## Prompt
Using the records below, give the number of lines where the string "player" shows up. Add nothing to it.

App and web page records
· · · · ·
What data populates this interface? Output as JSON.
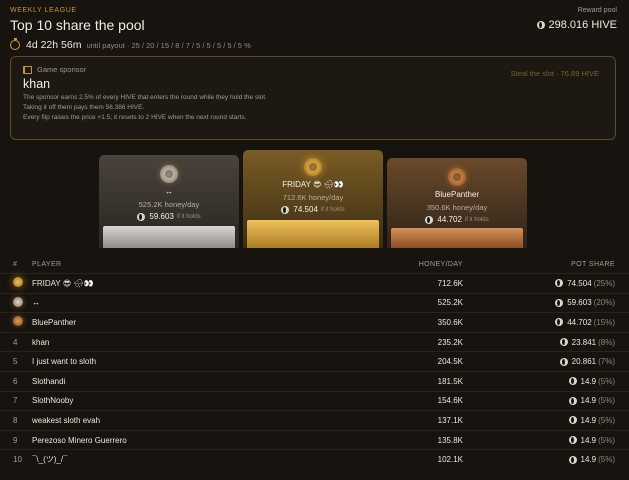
{
  "header": {
    "league_label": "WEEKLY LEAGUE",
    "title": "Top 10 share the pool",
    "countdown": "4d 22h 56m",
    "payout_text": "until payout · 25 / 20 / 15 / 8 / 7 / 5 / 5 / 5 / 5 / 5 %",
    "pool_label": "Reward pool",
    "pool_value": "298.016 HIVE"
  },
  "sponsor": {
    "label": "Game sponsor",
    "name": "khan",
    "steal": "Steal the slot · 76.89 HIVE",
    "lines": [
      "The sponsor earns 2.5% of every HIVE that enters the round while they hold the slot.",
      "Taking it off them pays them 56.386 HIVE.",
      "Every flip raises the price ×1.5; it resets to 2 HIVE when the next round starts."
    ]
  },
  "podium": {
    "first": {
      "name": "FRIDAY 😎 🌧👀",
      "rate": "712.6K honey/day",
      "share": "74.504",
      "hint": "if it holds"
    },
    "second": {
      "name": "↔",
      "rate": "525.2K honey/day",
      "share": "59.603",
      "hint": "if it holds"
    },
    "third": {
      "name": "BluePanther",
      "rate": "350.6K honey/day",
      "share": "44.702",
      "hint": "if it holds"
    }
  },
  "table": {
    "headers": {
      "rank": "#",
      "player": "PLAYER",
      "honey": "HONEY/DAY",
      "share": "POT SHARE"
    },
    "rows": [
      {
        "rank": "",
        "player": "FRIDAY 😎 🌧👀",
        "honey": "712.6K",
        "share": "74.504",
        "pct": "(25%)"
      },
      {
        "rank": "",
        "player": "↔",
        "honey": "525.2K",
        "share": "59.603",
        "pct": "(20%)"
      },
      {
        "rank": "",
        "player": "BluePanther",
        "honey": "350.6K",
        "share": "44.702",
        "pct": "(15%)"
      },
      {
        "rank": "4",
        "player": "khan",
        "honey": "235.2K",
        "share": "23.841",
        "pct": "(8%)"
      },
      {
        "rank": "5",
        "player": "I just want to sloth",
        "honey": "204.5K",
        "share": "20.861",
        "pct": "(7%)"
      },
      {
        "rank": "6",
        "player": "Slothandi",
        "honey": "181.5K",
        "share": "14.9",
        "pct": "(5%)"
      },
      {
        "rank": "7",
        "player": "SlothNooby",
        "honey": "154.6K",
        "share": "14.9",
        "pct": "(5%)"
      },
      {
        "rank": "8",
        "player": "weakest sloth evah",
        "honey": "137.1K",
        "share": "14.9",
        "pct": "(5%)"
      },
      {
        "rank": "9",
        "player": "Perezoso Minero Guerrero",
        "honey": "135.8K",
        "share": "14.9",
        "pct": "(5%)"
      },
      {
        "rank": "10",
        "player": "¯\\_(ツ)_/¯",
        "honey": "102.1K",
        "share": "14.9",
        "pct": "(5%)"
      }
    ]
  },
  "colors": {
    "accent": "#c9952e",
    "gold": "#f1c25a",
    "silver": "#d8d6d2",
    "bronze": "#d5925b"
  },
  "icons": {
    "timer": "timer-icon",
    "coin": "hive-coin-icon",
    "sponsor": "flag-icon",
    "medal": "medal-icon"
  }
}
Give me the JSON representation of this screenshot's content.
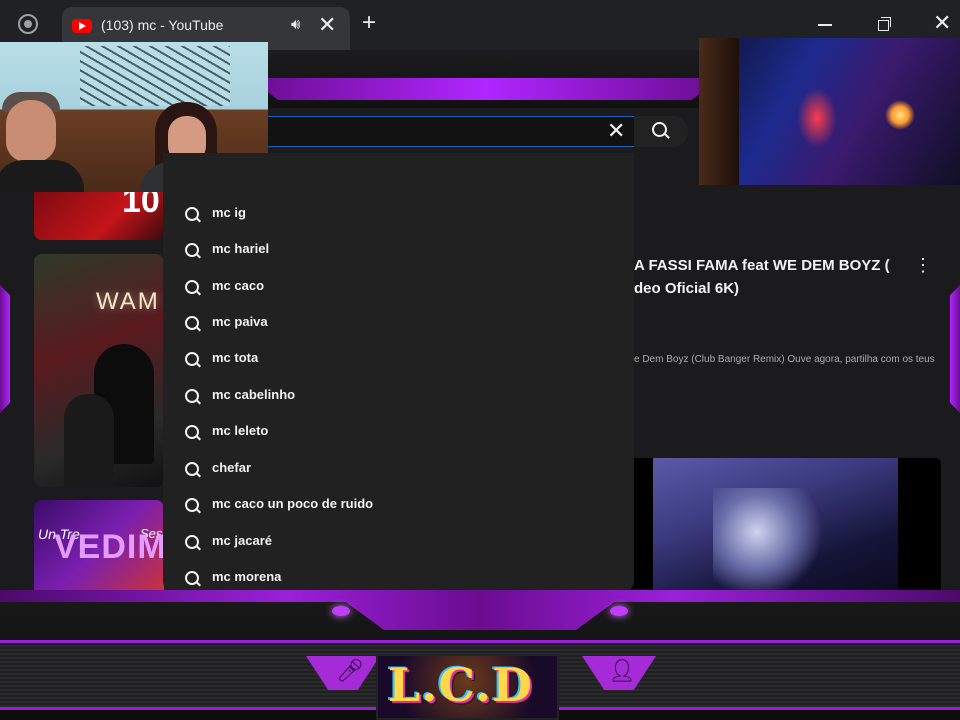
{
  "browser": {
    "tab_title": "(103) mc - YouTube",
    "tab_audio_icon": "speaker-icon",
    "close_glyph": "✕",
    "new_tab_glyph": "+",
    "window_close_glyph": "✕"
  },
  "search": {
    "clear_glyph": "✕",
    "suggestions": [
      "mc ig",
      "mc hariel",
      "mc caco",
      "mc paiva",
      "mc tota",
      "mc cabelinho",
      "mc leleto",
      "chefar",
      "mc caco un poco de ruido",
      "mc jacaré",
      "mc morena"
    ]
  },
  "results": {
    "video_title_line1": "A FASSI FAMA feat WE DEM BOYZ (",
    "video_title_line2": "deo Oficial 6K)",
    "video_menu_glyph": "⋮",
    "video_description": "e Dem Boyz (Club Banger Remix) Ouve agora, partilha com os teus",
    "thumb1_text": "10",
    "thumb2_text": "WAM",
    "thumb3_text": "VEDIM",
    "thumb3_script_left": "Un Tre",
    "thumb3_script_right": "Ses"
  },
  "overlay": {
    "logo_text": "L.C.D",
    "accent_color": "#b026ff"
  }
}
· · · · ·
## Reply
11